Start of Block
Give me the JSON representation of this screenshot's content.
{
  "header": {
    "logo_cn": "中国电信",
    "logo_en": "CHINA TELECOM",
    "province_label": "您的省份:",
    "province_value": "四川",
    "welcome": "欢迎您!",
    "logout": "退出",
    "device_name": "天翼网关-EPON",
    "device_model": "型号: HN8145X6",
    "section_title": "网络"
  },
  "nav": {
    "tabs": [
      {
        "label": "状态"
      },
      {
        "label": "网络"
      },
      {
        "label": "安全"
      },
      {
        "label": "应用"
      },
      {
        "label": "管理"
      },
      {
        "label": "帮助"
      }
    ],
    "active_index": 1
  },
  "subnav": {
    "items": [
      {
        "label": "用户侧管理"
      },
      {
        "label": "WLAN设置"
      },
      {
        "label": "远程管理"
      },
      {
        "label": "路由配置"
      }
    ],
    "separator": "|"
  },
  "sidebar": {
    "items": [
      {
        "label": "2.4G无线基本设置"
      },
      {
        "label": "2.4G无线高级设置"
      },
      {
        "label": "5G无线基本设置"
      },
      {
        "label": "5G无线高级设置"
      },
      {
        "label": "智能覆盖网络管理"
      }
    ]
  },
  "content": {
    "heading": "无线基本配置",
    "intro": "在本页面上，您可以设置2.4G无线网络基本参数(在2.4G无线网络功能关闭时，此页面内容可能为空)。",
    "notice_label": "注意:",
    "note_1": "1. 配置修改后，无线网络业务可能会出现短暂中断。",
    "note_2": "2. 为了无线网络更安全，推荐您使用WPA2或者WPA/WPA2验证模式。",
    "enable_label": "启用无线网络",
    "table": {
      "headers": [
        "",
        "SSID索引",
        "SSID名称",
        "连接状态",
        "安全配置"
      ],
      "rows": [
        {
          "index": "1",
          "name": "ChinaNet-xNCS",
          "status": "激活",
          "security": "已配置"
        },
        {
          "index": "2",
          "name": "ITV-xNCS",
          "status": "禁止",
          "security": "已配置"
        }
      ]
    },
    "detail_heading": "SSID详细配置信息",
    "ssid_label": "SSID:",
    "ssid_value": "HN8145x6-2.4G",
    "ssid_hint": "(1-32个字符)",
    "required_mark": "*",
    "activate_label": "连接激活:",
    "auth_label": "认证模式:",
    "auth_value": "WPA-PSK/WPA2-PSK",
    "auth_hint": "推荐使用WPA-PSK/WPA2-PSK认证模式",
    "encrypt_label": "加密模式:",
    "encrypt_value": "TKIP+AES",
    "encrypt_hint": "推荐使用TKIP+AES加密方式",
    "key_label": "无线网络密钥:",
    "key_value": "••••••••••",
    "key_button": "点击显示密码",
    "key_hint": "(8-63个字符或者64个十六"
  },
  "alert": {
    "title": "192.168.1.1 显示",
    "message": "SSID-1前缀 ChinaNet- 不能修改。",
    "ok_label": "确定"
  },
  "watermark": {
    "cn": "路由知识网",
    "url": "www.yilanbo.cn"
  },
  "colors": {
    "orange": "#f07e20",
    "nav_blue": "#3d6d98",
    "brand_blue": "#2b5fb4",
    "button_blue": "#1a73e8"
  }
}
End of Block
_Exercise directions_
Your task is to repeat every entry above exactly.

_Result for this exercise_
Give me the JSON representation of this screenshot's content.
{
  "header": {
    "logo_cn": "中国电信",
    "logo_en": "CHINA TELECOM",
    "province_label": "您的省份:",
    "province_value": "四川",
    "welcome": "欢迎您!",
    "logout": "退出",
    "device_name": "天翼网关-EPON",
    "device_model": "型号: HN8145X6",
    "section_title": "网络"
  },
  "nav": {
    "tabs": [
      {
        "label": "状态"
      },
      {
        "label": "网络"
      },
      {
        "label": "安全"
      },
      {
        "label": "应用"
      },
      {
        "label": "管理"
      },
      {
        "label": "帮助"
      }
    ],
    "active_index": 1
  },
  "subnav": {
    "items": [
      {
        "label": "用户侧管理"
      },
      {
        "label": "WLAN设置"
      },
      {
        "label": "远程管理"
      },
      {
        "label": "路由配置"
      }
    ],
    "separator": "|"
  },
  "sidebar": {
    "items": [
      {
        "label": "2.4G无线基本设置"
      },
      {
        "label": "2.4G无线高级设置"
      },
      {
        "label": "5G无线基本设置"
      },
      {
        "label": "5G无线高级设置"
      },
      {
        "label": "智能覆盖网络管理"
      }
    ]
  },
  "content": {
    "heading": "无线基本配置",
    "intro": "在本页面上，您可以设置2.4G无线网络基本参数(在2.4G无线网络功能关闭时，此页面内容可能为空)。",
    "notice_label": "注意:",
    "note_1": "1. 配置修改后，无线网络业务可能会出现短暂中断。",
    "note_2": "2. 为了无线网络更安全，推荐您使用WPA2或者WPA/WPA2验证模式。",
    "enable_label": "启用无线网络",
    "table": {
      "headers": [
        "",
        "SSID索引",
        "SSID名称",
        "连接状态",
        "安全配置"
      ],
      "rows": [
        {
          "index": "1",
          "name": "ChinaNet-xNCS",
          "status": "激活",
          "security": "已配置"
        },
        {
          "index": "2",
          "name": "ITV-xNCS",
          "status": "禁止",
          "security": "已配置"
        }
      ]
    },
    "detail_heading": "SSID详细配置信息",
    "ssid_label": "SSID:",
    "ssid_value": "HN8145x6-2.4G",
    "ssid_hint": "(1-32个字符)",
    "required_mark": "*",
    "activate_label": "连接激活:",
    "auth_label": "认证模式:",
    "auth_value": "WPA-PSK/WPA2-PSK",
    "auth_hint": "推荐使用WPA-PSK/WPA2-PSK认证模式",
    "encrypt_label": "加密模式:",
    "encrypt_value": "TKIP+AES",
    "encrypt_hint": "推荐使用TKIP+AES加密方式",
    "key_label": "无线网络密钥:",
    "key_value": "••••••••••",
    "key_button": "点击显示密码",
    "key_hint": "(8-63个字符或者64个十六"
  },
  "alert": {
    "title": "192.168.1.1 显示",
    "message": "SSID-1前缀 ChinaNet- 不能修改。",
    "ok_label": "确定"
  },
  "watermark": {
    "cn": "路由知识网",
    "url": "www.yilanbo.cn"
  },
  "colors": {
    "orange": "#f07e20",
    "nav_blue": "#3d6d98",
    "brand_blue": "#2b5fb4",
    "button_blue": "#1a73e8"
  }
}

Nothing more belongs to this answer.